Apparel retailer Primark said Tuesday that it doesn’t foresee any short-term issues connected to the coronavirus outbreak in China, although delays to factory production could impact the fulfillment of current orders.

Primark, owned by Associated British Foods plc, has a number of merchandise categories–including apparel–that are manufactured in China.

“Primark sources a broad assortment of its product from China. We typically build inventories in advance of Chinese New Year and, as a consequence, are well stocked with [goods] for several months and do not expect any short-term impact,” the company said Tuesday, adding that it’s working with China suppliers to determine the factory and supply chain impact and their ability to fulfill current orders.

“If delays to factory production are prolonged, the risk of supply shortages on some lines later this financial year increases. We are assessing mitigating strategies, including a step up in production from existing suppliers in other regions,” the company said.

Primark’s possible impact from the coronavirus, now officially identified as COVID-19, came its parent company’s update on the first-half outlook for the 24-week period ending Feb. 29, 2020. Associated British Foods is expected to disclose financial results for the half on April 21, 2020.

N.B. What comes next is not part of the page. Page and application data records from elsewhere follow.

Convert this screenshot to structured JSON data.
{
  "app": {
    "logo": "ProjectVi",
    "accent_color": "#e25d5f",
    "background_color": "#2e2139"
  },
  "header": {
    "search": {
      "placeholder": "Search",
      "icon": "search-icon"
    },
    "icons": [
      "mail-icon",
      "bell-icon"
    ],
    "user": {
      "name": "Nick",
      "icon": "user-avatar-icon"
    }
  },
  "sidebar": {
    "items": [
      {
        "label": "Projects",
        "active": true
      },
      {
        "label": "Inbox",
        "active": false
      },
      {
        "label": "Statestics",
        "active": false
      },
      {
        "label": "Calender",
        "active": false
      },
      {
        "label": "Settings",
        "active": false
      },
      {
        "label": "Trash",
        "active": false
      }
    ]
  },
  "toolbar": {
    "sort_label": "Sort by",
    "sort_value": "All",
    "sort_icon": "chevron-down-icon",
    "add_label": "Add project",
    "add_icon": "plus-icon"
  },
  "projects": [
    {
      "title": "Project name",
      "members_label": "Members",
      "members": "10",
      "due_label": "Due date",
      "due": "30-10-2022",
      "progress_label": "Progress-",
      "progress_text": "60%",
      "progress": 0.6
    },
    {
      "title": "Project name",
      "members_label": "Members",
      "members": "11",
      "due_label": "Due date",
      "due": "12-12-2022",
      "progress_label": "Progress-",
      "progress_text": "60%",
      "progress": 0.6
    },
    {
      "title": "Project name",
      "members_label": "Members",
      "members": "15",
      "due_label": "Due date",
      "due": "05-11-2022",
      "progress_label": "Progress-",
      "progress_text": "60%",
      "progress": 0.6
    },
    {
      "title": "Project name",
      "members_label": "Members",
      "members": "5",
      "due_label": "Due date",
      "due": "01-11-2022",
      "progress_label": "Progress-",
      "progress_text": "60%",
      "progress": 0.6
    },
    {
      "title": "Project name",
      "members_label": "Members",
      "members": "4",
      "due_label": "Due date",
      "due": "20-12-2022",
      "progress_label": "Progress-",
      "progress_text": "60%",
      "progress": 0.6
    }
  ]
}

“For the half year, we expect sales growth for the group and expect adjusted operating profit to be ahead of last year on both a lease-adjusted and reported basis,” Associated said, adding that it expects strong growth in adjusted operating profit in the second half, driven in part by profit growth for Primark.

Sales at Primark are expected to be 4.2 percent ahead of last year in the first half at constant currency and 2.5 percent ahead at actual exchange rates, driven by “increased retail selling space and level like-for-like sales. With the expected decline in margin, operating profit is expected to be marginally down on last year at constant currency and on a lease-adjusted basis,” Associated said.

Sales in the U.K. are projected to rise 3 percent versus last year, as market share in apparel, footwear and accessories rose, while sales in the Eurozone are expected to rise 5.3 percent at constant currency following strong sales growth in France, Belgium and Italy. U.S. sales continues to perform “strongly, delivering like-for-like sales growth,” Associated said.